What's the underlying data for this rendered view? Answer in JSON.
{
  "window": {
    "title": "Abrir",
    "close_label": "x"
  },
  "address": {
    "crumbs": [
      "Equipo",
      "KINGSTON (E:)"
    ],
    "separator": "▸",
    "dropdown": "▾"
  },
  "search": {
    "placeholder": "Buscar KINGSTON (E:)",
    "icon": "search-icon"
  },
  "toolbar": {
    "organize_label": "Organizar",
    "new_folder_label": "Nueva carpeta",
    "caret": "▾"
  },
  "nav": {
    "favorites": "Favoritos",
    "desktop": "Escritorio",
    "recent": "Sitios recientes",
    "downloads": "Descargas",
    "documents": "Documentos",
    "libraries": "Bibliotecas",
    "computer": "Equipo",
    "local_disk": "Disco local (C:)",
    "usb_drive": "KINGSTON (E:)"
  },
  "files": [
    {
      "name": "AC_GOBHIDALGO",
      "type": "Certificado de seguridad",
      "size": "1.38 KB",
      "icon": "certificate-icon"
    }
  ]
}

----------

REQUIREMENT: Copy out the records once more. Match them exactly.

PROBLEM SOLUTION:
What's the underlying data for this rendered view? Answer in JSON.
{
  "window": {
    "title": "Abrir",
    "close_label": "x"
  },
  "address": {
    "crumbs": [
      "Equipo",
      "KINGSTON (E:)"
    ],
    "separator": "▸",
    "dropdown": "▾"
  },
  "search": {
    "placeholder": "Buscar KINGSTON (E:)",
    "icon": "search-icon"
  },
  "toolbar": {
    "organize_label": "Organizar",
    "new_folder_label": "Nueva carpeta",
    "caret": "▾"
  },
  "nav": {
    "favorites": "Favoritos",
    "desktop": "Escritorio",
    "recent": "Sitios recientes",
    "downloads": "Descargas",
    "documents": "Documentos",
    "libraries": "Bibliotecas",
    "computer": "Equipo",
    "local_disk": "Disco local (C:)",
    "usb_drive": "KINGSTON (E:)"
  },
  "files": [
    {
      "name": "AC_GOBHIDALGO",
      "type": "Certificado de seguridad",
      "size": "1.38 KB",
      "icon": "certificate-icon"
    }
  ]
}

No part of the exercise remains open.